Well, this is veering way off-topic for this section and this page. Per the topic, I really can't see how Zigzig20s can feel harassed or believe someone is blocking an RfC, but I believe him when he says he wouldn't be comfortable opening an RfC on the matter at hand. And from reading the discussion, I think the topic is appropriate for an RfC - it's a basic notability question, and those always have wide-ranging perspectives, and we've seen several people on both sides so far. This is just what RfCs are good for. Therefore, I have opened an RfC. Bryan Henderson (giraffedata) (talk) 00:27, 28 August 2016 (UTC)

RfC bot not working correctly?[edit]

Can someone tell me why the RfC bot isn't picking up this RfC? I opened it yesterday and waited almost a full day. I now removed and reinserted the text, but still no luck. Thanks. Kingsindian   05:11, 31 August 2016 (UTC)

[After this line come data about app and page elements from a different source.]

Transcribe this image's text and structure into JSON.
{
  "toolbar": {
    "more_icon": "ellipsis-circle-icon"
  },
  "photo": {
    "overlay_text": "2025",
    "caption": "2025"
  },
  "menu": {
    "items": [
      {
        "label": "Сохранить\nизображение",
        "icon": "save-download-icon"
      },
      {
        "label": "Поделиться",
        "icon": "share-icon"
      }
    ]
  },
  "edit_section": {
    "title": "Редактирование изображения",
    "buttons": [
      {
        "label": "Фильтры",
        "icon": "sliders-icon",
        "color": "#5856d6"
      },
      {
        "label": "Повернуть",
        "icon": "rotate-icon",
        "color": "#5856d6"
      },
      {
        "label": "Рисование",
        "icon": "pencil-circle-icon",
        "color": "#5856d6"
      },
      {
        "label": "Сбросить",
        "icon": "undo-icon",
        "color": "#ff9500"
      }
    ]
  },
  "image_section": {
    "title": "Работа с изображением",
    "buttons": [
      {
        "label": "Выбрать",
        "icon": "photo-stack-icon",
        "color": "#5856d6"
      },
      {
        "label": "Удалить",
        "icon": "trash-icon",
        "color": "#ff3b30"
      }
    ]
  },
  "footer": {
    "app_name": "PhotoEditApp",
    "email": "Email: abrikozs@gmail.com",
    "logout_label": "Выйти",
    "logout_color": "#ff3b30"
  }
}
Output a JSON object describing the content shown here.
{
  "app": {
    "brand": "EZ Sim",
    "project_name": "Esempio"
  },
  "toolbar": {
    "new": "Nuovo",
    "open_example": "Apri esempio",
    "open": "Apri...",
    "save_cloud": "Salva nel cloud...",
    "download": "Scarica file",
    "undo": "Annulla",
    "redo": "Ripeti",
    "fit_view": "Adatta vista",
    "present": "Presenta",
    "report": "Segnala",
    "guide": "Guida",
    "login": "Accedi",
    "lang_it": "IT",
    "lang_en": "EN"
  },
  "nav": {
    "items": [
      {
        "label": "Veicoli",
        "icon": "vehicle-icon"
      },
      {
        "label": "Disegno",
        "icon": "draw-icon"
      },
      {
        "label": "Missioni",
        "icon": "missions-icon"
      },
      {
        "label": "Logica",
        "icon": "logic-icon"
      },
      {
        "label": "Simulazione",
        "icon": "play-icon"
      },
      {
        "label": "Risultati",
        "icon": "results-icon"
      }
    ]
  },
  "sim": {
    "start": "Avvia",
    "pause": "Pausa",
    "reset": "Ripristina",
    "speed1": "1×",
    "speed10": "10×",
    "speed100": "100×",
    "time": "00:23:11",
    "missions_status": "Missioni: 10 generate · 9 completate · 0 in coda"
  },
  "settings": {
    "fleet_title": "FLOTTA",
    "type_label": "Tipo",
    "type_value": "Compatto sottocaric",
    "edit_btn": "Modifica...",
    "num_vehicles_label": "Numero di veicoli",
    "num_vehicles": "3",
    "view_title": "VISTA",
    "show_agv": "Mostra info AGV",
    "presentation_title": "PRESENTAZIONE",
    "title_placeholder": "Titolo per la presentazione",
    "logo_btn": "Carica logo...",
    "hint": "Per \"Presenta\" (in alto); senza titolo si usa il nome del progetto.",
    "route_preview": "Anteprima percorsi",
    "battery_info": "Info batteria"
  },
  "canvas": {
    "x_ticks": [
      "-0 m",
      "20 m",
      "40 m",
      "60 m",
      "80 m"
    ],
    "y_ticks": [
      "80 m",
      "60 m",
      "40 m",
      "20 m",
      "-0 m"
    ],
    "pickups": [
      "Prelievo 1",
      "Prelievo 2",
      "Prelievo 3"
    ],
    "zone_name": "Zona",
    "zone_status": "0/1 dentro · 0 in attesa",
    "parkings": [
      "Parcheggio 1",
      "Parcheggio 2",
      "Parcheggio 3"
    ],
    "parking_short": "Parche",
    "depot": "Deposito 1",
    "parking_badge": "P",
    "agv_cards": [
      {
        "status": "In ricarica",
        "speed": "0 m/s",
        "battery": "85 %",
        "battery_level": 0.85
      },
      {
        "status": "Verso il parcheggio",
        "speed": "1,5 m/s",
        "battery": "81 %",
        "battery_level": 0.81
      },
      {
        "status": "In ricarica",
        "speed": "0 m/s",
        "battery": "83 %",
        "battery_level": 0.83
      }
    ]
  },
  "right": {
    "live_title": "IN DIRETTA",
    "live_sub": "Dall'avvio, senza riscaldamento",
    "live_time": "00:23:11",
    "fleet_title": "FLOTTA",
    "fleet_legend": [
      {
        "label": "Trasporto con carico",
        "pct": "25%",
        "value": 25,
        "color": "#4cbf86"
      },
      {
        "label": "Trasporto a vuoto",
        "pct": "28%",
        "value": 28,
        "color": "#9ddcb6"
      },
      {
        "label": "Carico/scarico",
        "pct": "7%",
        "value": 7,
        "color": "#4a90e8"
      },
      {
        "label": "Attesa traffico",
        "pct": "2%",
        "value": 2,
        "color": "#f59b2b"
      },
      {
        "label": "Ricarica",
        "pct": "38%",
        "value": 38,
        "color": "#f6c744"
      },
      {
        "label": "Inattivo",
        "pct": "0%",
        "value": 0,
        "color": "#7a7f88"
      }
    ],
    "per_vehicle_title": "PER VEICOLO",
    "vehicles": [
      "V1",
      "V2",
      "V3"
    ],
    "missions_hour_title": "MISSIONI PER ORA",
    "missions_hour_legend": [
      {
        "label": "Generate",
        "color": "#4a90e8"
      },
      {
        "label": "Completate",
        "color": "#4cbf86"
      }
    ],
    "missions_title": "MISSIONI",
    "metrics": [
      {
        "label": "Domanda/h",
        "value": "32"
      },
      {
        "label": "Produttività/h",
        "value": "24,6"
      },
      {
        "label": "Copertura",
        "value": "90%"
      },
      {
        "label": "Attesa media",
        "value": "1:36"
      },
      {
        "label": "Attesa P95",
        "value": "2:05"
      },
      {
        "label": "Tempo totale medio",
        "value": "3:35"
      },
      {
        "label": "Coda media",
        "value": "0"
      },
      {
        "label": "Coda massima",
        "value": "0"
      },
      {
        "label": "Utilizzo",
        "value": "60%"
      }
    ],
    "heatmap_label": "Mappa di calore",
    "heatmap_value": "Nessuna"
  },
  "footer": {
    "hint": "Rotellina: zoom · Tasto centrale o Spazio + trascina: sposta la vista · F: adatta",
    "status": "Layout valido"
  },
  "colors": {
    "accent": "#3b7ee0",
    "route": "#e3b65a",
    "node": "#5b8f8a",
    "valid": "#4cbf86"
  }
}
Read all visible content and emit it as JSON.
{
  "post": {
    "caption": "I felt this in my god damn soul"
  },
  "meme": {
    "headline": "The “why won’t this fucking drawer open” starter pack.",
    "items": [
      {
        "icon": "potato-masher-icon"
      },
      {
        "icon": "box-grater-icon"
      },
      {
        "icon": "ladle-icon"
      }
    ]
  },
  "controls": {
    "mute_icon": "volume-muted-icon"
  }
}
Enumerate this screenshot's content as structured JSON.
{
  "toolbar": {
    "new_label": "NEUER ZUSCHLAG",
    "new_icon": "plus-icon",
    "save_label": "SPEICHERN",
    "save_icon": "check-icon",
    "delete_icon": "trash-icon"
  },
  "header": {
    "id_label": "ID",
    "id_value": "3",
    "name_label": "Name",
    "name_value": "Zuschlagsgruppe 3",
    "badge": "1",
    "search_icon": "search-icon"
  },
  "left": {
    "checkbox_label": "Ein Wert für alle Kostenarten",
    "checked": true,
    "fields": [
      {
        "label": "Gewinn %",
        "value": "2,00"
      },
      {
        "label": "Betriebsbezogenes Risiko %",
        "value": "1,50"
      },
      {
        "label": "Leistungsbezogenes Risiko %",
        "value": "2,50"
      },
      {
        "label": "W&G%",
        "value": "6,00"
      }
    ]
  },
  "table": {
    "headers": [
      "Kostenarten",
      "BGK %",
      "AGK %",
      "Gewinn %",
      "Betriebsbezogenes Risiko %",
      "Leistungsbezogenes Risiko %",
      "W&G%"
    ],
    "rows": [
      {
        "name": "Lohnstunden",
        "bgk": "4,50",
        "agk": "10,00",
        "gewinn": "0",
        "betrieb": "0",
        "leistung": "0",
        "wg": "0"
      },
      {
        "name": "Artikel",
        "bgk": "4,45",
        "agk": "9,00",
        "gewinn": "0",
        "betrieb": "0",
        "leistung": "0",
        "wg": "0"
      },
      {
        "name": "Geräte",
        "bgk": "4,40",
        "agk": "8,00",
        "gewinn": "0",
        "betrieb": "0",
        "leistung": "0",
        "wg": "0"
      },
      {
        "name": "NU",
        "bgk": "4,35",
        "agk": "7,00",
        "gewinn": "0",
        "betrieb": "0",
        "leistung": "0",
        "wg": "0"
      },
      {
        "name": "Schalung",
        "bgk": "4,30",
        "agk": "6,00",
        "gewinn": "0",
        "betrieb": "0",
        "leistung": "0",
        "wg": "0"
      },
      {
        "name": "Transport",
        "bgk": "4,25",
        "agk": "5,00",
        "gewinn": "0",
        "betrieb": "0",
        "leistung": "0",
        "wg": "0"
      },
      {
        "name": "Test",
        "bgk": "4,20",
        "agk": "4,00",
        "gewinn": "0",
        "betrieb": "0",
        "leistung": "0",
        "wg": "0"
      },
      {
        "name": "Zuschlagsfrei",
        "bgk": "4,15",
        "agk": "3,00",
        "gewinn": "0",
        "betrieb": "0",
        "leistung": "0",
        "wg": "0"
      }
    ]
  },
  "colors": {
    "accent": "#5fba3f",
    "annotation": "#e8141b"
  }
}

@Kingsindian: There isn't a "RfC bot", there is Legobot (talk · contribs). It's not picking up that RfC because the sort order of Category:Wikipedia requests for comment is screwy (it goes D, 0-9, G, A, B, C, E, F, H ...), which in turn is because of this update. --Redrose64 (talk) 08:12, 31 August 2016 (UTC)
@Redrose64: Thanks. I can't really understand what exactly is going on there. Will this issue be automatically fixed when the script is done, or do I have to do something? Kingsindian   11:19, 31 August 2016 (UTC)
Since I wrote the above, more letters have changed their positions, and the full sequence is presently C, D, 0–9, G, A, B, E, F, H, R, I, J, S, L, M, N, O, P, T, U, V, W. Clearly it's changing by the hour, and once it resolves itself as 0-9, A, B, C ... U, V, W - if not sooner - I firmly expect Legobot to detect that RfC. It will then carry out the appropriate actions, i.e. adding an |rfcid= and listing it on Wikipedia:Requests for comment/History and geography and Wikipedia:Requests for comment/Politics, government, and law; and the next time that 04:00 (UTC) is reached, it will be listed on some user pages as well. --Redrose64 (talk) 20:39, 31 August 2016 (UTC)
Now A, C, D, E, 0–9, F, G, L, B, H, R, I, J, S, M, N, O, P, T, U, V, W. --Redrose64 (talk) 20:23, 2 September 2016 (UTC)

RfC bot not listing page?[edit]

It's been over 24 hours since the RfC at Talk:List of bus routes in London was started? Is there a problem with the bot, or the fact I listed it under a level 3 header? I can see from above that something was up; has it been fixed? jcc (tea and biscuits) 19:25, 2 September 2016 (UTC)

@Jcc: See above. --Redrose64 (talk) 20:19, 2 September 2016 (UTC)
It has been four days since the Rfc at Template talk:Democratic Party (United States)/meta/color started. Is this going to be a permanent difficuly, or is it likely to be fixed soon? In the meantime, is there anything that I can do?--Neveselbert 05:36, 9 September 2016 (UTC)
Legoktm, any news on the question I left you at User talk:NeilN#RFC Bio? --Redrose64 (talk) 09:43, 9 September 2016 (UTC)

──────────────────────────────────────────────────────────────────────────────────────────────────── The bot seems to be working now, thank-you.--Neveselbert 00:59, 10 September 2016 (UTC)